LUXEMBOURG (CN) – The European Union’s policy-making body said Thursday that it has removed the United Arab Emirates and Switzerland, among others, from its watch lists of countries seen as tax havens.
A document indicating that the Economic and Financial Affairs Council, or Ecofin, would update the EU’s lists of non-cooperative jurisdictions leaked last week. On Thursday, following an Ecofin meeting, the European Council confirmed the change.
“The EU list contributes to on-going efforts to prevent tax avoidance and promote good governance principles such as tax transparency, fair taxation or international standards against tax base erosion and profit shifting,” the council said in a press release.
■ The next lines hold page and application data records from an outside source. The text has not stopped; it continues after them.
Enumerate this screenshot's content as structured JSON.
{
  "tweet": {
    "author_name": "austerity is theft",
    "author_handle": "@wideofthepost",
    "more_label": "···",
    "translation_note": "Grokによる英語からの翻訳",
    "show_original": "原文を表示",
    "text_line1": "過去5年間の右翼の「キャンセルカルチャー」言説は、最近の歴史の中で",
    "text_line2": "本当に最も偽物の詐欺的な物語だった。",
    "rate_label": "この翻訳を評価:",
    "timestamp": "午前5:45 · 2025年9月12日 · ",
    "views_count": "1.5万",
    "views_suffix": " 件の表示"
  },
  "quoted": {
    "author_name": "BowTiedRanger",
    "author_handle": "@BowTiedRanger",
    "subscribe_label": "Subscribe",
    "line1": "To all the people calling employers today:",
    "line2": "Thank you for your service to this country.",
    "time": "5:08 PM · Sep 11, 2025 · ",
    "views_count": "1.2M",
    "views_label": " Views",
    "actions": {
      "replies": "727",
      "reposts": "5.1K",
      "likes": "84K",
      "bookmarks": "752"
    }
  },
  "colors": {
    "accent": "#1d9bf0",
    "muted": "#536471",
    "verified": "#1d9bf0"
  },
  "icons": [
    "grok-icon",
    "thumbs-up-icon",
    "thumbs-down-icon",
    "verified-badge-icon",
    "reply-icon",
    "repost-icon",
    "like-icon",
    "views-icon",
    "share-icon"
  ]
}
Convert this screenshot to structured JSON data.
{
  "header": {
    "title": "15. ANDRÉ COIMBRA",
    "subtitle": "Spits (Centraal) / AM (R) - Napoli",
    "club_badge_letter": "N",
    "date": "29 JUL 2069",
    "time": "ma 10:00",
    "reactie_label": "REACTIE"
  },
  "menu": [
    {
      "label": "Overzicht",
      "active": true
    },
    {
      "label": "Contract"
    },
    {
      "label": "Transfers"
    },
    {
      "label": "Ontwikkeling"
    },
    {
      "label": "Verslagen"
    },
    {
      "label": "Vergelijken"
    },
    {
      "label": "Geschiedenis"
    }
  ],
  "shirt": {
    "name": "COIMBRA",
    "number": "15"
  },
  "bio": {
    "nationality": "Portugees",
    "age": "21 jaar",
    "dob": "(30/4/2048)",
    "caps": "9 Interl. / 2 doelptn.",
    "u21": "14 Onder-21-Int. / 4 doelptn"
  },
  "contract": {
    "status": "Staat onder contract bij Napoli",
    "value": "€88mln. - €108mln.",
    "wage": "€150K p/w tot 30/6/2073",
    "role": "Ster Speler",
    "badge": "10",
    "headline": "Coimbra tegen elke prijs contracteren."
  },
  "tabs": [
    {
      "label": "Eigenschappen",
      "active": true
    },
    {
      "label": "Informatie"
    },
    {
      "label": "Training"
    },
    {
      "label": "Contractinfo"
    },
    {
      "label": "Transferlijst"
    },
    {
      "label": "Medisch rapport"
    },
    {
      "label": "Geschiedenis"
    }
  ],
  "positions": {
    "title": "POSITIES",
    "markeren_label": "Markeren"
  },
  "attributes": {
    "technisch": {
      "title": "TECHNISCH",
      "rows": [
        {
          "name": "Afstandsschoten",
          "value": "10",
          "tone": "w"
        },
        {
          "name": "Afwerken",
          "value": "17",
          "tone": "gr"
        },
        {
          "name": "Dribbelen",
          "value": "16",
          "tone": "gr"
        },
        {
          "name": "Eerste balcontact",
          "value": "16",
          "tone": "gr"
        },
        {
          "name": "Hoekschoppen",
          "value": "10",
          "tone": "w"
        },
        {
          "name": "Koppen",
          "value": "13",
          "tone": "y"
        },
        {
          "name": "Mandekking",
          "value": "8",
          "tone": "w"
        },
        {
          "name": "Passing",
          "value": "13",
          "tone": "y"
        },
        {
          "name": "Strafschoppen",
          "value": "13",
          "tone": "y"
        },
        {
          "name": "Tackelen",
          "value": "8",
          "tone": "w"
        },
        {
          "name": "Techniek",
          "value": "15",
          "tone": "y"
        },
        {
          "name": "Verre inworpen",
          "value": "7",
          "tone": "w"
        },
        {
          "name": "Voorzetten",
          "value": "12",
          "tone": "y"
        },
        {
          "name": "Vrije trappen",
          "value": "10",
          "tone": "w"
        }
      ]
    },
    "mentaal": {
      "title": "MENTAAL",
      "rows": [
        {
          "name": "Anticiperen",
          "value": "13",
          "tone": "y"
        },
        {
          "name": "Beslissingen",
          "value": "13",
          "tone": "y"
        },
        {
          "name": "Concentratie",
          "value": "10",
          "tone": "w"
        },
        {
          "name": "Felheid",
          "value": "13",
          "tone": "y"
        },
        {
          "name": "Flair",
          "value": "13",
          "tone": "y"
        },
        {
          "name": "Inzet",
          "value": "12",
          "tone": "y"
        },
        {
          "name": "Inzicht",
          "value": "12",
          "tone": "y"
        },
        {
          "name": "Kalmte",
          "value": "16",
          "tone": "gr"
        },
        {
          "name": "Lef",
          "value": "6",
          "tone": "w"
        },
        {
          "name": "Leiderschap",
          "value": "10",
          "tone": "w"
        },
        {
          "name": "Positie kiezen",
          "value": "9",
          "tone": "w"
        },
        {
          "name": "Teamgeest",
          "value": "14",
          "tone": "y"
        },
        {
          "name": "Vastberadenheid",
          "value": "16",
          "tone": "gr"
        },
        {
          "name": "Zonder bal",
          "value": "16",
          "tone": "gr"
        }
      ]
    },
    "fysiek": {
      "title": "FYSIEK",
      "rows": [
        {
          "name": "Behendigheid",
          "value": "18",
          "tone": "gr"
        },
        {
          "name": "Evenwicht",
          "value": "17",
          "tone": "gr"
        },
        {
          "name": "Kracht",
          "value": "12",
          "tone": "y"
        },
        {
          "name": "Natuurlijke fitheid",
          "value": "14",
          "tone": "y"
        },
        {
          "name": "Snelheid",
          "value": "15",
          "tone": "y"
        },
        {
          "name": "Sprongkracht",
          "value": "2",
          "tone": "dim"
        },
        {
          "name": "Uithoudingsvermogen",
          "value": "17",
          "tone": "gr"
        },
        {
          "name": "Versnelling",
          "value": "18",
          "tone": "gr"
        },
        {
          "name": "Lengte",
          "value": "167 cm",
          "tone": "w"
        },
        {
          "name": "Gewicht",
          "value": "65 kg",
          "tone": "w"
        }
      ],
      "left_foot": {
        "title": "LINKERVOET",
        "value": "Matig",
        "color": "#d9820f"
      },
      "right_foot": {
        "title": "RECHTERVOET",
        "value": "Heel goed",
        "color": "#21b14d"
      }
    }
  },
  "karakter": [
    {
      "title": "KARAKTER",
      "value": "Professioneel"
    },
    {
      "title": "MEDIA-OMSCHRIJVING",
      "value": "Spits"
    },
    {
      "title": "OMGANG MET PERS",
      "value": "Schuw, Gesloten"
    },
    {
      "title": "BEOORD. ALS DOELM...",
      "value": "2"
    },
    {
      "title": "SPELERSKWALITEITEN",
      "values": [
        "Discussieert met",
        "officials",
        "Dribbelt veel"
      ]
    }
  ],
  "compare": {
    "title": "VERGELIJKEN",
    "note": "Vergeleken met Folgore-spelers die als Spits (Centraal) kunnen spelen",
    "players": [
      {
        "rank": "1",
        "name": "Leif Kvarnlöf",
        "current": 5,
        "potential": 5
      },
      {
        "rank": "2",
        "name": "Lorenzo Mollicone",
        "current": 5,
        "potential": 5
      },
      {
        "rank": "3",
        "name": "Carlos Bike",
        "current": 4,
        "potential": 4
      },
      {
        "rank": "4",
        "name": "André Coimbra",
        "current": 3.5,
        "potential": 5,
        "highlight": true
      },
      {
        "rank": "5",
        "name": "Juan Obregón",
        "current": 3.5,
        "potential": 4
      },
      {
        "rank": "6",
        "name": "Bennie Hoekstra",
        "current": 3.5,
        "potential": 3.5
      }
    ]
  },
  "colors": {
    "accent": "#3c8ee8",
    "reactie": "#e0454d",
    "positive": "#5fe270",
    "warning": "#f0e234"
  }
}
The so-called grey and black lists were first created in 2017, after widespread outrage following the release of the Paradise Papers, 13.4 million electronic documents from offshore tax havens showing various politicians, celebrities and companies were using schemes to avoid paying taxes.
Countries on the lists cannot receive some EU funding. For what projects they are eligible for, the funding must be paid directly, not via financial institutions.
The first black list included 17 countries that failed to meet good governance standards and a further 47 counties landed on the grey list, meaning they had problems but were working to fix them. The lists were last updated in March 2019.
In Thursday’s report, the European Council found that blacklisted countries the UAE and the Marshall Islands “have both passed the necessary reforms to implement the commitments they had made to improve” and were moved onto the grey list.
Albania, Costa Rica, Mauritius, Serbia and Switzerland, previously on the grey list, were removed from the watch lists completely. The report noted that they implemented the necessary reforms ahead of their deadlines.
That leaves Belize, Fiji, Oman, Samoa, Trinidad and Tobago, Vanuatu and the three U.S. territories of American Samoa, Guam, and the U.S. Virgin Islands on the black list, and 31 jurisdictions on the grey list.
Switzerland, long famous for its opaque banking system, voted in a May referendum to pass a series of tax and financial reforms to bring the country into compliance.
“This work is advancing at a good pace,” Valdis Dombrovskis, executive vice president-designate of the European Commission, said in a press conference following the meeting.
But not everyone is pleased with the outcome, including Chiara Putaturo, a tax and inequalities policy adviser at the EU office of Oxfam, an anti-poverty charity group.
“The EU has whitewashed two of the world’s most harmful tax havens [in Switzerland and Mauritius]. Despite recent reforms, both countries will continue to offer sweet treats to tax-dodging companies,” Putaturo said.
The lists will be updated again in 2020.